Here's The Story Behind That Kendrick Lamar And U2 Song
Mike Will Made-It, who produced "XXX," explains how he and Kendrick connected with Bono: Jimmy Iovine. "Jimmy might have anybody around."
When you hang out with Jimmy Iovine for long enough, sooner or later you get to meet Bono.
At least that's how Mike Will Made-It makes it sound. Speaking with BuzzFeed News on Thursday, the super-producer described how the U2 frontman might have ended up in Kendrick Lamar's orbit and on "XXX," one of the most talked-about songs from the hip-hop artist's rapturously received new album DAMN.
Mike — who co-produced "XXX" along with DJ Dahi, Sounwave, Bekon, and Top Dawg — wasn't in the room when Bono recorded his part for the song, but he said he has a good idea of how the collaboration went down. He's personally met the mononymous rock star a few times over the years at the home of Iovine, the head of Apple Music and founder of Interscope Records, the label to which Mike, Lamar, and U2 are signed.
"I done had breakfast with Bono, I had had lunch with Bono, just like being around Jimmy," said the producer, known for his prior work with Future, Rae Sremmurd, and Katy Perry.
The first time Mike and Bono met, years ago, neither one initially recognized the other. "Of course I know U2, but I didn't know who that was at the table with me eating," Mike confessed, laughing. "Jimmy was like 'You know who this is?' I was like 'Maaan, no disrespect, but no.'"
"Jimmy might have anybody around," he explained. "He might have the owner of SoundCloud, or the owner of some other company, you know what I'm sayin'? ... So I was like, 'No, I don't know which cool friend this is for you.' And he said, 'Yo this is the legendary Bono from U2,' and I was like 'OK, dope.' And then he told Bono, 'Yo, this is a hot producer' ... After that, we exchanged numbers, we exchanged emails, and we always said we wanted to work together."
When he was working on the beat that became "XXX" on his own last year, Mike didn't actually have any idea that his occasional lunch buddy would end up on the song — a hard-hitting, shapeshifting elegy about structural racism's effects on black American life. He wasn't totally surprised when Lamar called him with the news ("I'm sure he's met Bono multiple times as well") but he had a hard time conceiving of what the song might sound like initially (as did others). "I was really tryin' to imagine, like, 'How could U2 get on that track?'" he said. "Like the track was just so uptempo."
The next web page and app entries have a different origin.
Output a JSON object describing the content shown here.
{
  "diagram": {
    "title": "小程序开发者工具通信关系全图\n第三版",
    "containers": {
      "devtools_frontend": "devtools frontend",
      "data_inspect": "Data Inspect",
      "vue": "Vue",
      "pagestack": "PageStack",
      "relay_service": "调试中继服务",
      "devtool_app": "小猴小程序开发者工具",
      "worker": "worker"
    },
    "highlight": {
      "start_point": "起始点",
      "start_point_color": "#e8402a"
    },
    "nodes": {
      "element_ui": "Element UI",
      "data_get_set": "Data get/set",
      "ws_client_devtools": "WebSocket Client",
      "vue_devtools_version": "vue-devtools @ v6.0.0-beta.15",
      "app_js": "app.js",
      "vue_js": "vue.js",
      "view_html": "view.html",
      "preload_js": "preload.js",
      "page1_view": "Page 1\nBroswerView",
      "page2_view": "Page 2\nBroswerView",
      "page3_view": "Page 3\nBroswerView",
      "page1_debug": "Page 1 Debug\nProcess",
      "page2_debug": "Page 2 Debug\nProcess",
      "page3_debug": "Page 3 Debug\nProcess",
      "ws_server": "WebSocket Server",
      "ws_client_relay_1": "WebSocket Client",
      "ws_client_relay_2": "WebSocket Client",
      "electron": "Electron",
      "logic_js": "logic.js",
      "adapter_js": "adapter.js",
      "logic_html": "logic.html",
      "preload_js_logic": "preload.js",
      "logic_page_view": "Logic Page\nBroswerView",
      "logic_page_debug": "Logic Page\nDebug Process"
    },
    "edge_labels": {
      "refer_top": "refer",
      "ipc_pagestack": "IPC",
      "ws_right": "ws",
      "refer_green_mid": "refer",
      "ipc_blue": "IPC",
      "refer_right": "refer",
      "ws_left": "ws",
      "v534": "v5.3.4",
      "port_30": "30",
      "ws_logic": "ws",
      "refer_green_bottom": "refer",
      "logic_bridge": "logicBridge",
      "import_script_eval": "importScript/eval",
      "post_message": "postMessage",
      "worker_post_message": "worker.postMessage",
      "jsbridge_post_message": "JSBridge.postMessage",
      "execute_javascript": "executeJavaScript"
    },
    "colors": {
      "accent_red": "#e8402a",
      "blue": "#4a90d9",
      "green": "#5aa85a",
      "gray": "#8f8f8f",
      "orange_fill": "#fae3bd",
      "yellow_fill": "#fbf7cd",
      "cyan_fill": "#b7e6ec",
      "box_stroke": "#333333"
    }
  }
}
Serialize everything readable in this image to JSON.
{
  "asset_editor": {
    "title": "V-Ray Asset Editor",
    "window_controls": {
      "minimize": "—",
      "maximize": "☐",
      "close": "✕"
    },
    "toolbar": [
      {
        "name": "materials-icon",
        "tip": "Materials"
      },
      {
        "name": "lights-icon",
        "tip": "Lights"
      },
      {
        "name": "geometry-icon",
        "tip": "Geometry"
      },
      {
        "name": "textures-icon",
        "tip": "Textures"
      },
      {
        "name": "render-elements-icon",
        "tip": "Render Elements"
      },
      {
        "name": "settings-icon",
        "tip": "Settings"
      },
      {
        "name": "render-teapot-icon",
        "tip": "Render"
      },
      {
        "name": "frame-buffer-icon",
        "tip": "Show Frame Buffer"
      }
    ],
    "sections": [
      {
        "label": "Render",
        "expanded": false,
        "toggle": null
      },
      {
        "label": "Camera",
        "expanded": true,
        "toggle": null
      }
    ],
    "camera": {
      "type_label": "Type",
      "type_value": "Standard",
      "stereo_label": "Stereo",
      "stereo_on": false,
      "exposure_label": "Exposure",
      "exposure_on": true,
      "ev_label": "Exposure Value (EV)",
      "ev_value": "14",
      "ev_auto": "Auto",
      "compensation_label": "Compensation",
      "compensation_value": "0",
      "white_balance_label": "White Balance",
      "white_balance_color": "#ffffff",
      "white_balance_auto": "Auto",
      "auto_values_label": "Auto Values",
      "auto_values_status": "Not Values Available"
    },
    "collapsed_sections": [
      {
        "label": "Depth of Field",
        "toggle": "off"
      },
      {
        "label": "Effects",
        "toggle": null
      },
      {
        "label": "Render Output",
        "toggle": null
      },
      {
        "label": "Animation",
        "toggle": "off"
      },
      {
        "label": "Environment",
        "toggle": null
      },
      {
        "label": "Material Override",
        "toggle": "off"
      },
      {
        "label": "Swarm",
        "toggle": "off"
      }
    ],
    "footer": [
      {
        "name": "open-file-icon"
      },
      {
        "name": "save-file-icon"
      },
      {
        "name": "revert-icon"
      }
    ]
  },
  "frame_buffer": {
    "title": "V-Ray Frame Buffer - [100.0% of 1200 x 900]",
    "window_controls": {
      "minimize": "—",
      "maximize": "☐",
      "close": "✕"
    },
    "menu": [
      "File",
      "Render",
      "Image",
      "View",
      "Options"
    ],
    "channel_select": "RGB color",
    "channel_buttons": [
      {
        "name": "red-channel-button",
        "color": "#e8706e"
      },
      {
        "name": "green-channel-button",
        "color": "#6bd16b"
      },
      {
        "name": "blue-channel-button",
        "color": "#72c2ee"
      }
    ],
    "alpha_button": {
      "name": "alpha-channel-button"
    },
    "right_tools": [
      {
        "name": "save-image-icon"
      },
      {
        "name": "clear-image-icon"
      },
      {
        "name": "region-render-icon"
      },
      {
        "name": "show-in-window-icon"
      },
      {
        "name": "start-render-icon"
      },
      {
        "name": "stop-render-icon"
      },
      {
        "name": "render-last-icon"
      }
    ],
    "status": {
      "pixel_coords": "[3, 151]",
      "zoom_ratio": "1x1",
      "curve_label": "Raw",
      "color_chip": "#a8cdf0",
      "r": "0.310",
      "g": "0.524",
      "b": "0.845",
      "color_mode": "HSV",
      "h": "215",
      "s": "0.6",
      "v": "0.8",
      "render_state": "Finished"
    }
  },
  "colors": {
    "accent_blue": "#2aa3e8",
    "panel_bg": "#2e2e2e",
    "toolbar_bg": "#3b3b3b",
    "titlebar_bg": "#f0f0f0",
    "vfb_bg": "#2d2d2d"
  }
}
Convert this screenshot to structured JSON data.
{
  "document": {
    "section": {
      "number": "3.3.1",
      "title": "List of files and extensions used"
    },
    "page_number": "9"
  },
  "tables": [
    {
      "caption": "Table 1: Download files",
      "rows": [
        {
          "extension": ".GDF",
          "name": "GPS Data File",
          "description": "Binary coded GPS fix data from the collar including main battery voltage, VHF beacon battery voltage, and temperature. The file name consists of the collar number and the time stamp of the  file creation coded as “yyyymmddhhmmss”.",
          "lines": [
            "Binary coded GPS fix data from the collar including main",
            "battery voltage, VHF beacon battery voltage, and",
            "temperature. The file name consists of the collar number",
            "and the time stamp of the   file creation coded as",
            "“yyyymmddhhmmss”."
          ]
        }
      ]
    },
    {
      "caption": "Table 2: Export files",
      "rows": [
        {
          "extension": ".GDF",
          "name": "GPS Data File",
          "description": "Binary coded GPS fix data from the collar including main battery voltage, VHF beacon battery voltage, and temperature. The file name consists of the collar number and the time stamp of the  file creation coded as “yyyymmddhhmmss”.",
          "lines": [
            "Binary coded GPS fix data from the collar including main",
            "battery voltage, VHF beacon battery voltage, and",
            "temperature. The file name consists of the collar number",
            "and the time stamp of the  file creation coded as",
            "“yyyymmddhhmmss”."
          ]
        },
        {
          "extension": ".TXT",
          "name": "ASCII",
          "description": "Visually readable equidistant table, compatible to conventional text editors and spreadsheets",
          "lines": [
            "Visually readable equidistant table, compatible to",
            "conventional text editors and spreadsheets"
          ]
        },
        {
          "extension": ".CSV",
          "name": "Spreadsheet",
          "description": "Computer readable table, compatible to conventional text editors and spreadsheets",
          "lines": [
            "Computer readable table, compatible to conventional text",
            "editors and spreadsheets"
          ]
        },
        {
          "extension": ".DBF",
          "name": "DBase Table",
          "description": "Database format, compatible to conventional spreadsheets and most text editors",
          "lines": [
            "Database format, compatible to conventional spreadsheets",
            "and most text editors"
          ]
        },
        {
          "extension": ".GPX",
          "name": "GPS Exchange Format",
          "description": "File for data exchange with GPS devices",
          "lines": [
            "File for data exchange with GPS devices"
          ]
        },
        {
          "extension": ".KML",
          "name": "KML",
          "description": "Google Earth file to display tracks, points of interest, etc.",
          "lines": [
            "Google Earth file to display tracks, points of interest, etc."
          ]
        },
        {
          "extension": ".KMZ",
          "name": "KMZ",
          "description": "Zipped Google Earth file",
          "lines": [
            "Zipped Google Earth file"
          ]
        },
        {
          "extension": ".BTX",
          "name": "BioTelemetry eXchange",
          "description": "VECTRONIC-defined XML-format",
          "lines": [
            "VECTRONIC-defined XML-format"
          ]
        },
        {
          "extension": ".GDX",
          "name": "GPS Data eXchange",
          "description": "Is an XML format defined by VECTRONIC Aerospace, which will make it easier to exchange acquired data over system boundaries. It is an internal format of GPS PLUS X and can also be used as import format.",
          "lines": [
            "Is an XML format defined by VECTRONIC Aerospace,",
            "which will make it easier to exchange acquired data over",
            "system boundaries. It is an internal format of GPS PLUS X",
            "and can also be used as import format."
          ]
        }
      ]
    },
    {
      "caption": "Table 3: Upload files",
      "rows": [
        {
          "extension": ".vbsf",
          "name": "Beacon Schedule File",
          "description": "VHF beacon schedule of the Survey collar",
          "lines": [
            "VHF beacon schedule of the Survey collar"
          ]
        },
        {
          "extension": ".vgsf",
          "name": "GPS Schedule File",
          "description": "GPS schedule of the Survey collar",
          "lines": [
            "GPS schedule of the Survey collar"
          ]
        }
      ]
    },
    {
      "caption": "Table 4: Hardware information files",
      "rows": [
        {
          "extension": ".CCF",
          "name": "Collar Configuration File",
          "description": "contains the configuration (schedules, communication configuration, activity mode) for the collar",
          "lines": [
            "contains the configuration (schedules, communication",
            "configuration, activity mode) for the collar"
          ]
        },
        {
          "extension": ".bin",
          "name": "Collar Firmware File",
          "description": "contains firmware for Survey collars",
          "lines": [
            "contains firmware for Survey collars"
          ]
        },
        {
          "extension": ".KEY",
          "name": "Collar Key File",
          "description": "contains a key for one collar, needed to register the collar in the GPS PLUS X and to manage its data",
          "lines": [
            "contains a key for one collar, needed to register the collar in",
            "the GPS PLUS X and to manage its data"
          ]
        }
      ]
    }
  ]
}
To make it work, Lamar's production team expanded on the template established by Mike's original drums (heard in the song's middle portion), adding transitions and some new instrumental sections, including the downbeat piano that accompanies Bono's part.
When Mike heard the final product, he was delighted at the way everything clicked. "It was just ill to play a part in that. It was just ill to produce that record and actually go in with [Lamar] and do some creative shit," he said. "With Bono, I hadn't wanted to really blow him up or force it, because I wasn't really sure how we could even work together. But with everybody adding their contributions to this song right here, it just came out dope as fuck man."